Una mirada a la dispersión de semillas en las excretas de mamíferos


  • Ricardo Medrano Nájera
  • Mayitza Ramírez Pinero
  • Sergio Guevara Sada



Palabras clave:

Seed dispersal, Species availability


Terrestrial mammals are good dispersers of the fruits and seeds of seasonal rainforest in the Gulf of Mexico. Their importance lies in the huge quantity of fruit and seeds they consume, and their daily and seasonal movement through natural and secondary vegetation and agricultural fields. Their importance is even more noteworthy in the face of increasing deforestation and forest fragmentation, which limits the dispersal of propagules across the landscape and affects, among other things, the potential for forest regeneration. To evaluate fruit and seed consumption and dispersal over 12 months, the droppings of rainforest mammals were analyzed for the rainforest and an abandoned pasture (8,400 m2 respectively) on the coast of central Veracruz, Mexico. In the rainforest 158 droppings were collected and 47 in the pasture from a total of eight mammal species, six of which are known dispersers. The droppings contained 150 seeds belonging to 36 species and 19 families. The deposition of different species and quantities of seeds in the forest and pasture indicates that mammals disperse more rainforest species to the pasture than vice versa.

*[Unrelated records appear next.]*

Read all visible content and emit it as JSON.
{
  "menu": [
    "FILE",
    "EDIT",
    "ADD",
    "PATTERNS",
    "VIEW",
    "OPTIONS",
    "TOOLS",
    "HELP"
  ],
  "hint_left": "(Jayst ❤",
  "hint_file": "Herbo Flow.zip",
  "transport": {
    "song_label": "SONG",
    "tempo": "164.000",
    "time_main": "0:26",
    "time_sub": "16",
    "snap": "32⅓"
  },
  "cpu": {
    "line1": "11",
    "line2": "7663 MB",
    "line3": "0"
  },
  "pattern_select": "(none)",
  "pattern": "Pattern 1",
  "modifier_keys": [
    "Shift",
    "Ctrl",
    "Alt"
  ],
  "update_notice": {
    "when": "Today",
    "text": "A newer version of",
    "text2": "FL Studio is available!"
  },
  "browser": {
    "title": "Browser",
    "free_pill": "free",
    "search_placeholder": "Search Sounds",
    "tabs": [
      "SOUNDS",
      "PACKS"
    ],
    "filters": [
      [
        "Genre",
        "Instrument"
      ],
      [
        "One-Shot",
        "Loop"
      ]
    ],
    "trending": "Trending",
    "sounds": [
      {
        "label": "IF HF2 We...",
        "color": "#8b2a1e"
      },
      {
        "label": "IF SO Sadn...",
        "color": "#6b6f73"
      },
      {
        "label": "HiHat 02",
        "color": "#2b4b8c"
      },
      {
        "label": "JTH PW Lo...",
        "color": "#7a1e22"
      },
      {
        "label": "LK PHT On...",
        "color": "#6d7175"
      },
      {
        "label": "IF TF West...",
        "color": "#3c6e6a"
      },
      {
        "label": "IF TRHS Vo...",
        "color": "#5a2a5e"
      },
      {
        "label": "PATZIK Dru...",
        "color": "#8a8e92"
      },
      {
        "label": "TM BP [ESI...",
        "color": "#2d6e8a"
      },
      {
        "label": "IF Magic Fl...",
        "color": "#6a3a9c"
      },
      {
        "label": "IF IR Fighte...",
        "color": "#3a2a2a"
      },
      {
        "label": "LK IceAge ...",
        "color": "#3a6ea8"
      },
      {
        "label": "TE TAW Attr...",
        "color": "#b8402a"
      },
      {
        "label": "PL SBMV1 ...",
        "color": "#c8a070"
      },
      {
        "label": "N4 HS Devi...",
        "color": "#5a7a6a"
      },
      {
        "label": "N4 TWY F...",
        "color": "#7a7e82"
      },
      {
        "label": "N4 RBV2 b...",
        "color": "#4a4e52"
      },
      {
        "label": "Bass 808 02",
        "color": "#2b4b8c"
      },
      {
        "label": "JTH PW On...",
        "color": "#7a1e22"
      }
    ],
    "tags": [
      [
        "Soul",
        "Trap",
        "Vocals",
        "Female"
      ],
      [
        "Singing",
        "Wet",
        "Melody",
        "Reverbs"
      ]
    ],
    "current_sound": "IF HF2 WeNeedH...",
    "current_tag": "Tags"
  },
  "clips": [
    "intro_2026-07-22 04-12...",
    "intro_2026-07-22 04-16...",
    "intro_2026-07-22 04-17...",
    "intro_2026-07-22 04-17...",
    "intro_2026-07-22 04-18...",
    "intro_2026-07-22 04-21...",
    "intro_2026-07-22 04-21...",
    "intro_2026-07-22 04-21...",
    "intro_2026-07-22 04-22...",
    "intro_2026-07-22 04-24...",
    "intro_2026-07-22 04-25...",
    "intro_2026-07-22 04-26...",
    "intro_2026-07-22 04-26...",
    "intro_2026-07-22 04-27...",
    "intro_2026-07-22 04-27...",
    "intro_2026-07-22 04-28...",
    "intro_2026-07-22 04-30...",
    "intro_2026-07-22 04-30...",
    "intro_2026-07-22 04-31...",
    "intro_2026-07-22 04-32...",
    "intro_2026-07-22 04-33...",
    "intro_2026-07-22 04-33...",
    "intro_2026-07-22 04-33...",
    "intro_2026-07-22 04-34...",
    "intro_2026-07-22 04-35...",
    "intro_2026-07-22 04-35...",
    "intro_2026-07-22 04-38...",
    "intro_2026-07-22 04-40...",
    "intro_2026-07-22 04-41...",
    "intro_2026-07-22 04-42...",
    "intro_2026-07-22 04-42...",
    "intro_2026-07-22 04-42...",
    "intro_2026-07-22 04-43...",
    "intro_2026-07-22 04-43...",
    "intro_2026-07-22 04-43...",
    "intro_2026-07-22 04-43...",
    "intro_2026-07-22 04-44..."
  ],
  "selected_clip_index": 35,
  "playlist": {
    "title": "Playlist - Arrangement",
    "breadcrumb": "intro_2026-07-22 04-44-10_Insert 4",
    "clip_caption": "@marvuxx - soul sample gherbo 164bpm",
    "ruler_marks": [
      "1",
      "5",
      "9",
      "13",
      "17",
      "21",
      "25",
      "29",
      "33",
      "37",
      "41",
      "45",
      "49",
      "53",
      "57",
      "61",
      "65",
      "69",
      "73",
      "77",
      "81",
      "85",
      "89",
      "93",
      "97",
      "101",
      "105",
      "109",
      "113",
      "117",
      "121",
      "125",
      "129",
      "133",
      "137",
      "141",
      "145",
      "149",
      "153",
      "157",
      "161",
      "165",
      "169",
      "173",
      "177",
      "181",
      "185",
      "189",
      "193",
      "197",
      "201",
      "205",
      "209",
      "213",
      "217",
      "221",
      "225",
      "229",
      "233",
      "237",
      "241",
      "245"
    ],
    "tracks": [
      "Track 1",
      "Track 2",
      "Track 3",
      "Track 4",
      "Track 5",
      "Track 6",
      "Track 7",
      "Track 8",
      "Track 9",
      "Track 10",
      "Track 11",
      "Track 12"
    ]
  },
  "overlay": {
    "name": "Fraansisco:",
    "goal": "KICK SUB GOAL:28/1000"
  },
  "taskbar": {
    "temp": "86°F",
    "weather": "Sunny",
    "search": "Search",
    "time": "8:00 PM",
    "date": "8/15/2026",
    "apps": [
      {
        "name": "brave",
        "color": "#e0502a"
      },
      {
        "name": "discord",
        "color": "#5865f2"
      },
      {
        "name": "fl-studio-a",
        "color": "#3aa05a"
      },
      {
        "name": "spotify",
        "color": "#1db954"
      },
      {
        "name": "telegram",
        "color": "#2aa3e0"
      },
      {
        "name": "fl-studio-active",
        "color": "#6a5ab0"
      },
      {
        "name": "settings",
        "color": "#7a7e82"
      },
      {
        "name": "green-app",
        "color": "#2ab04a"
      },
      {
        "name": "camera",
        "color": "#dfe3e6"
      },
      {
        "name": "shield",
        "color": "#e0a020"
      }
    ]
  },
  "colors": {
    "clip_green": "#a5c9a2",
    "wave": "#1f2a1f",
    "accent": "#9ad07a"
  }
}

Estadísticas en RUA



Cómo citar

Medrano Nájera, R., Ramírez Pinero, M., & Guevara Sada, S. (2014). Una mirada a la dispersión de semillas en las excretas de mamíferos. Cuadernos De Biodiversidad, (46), 19–28. https://doi.org/10.14198/cdbio.2014.46.03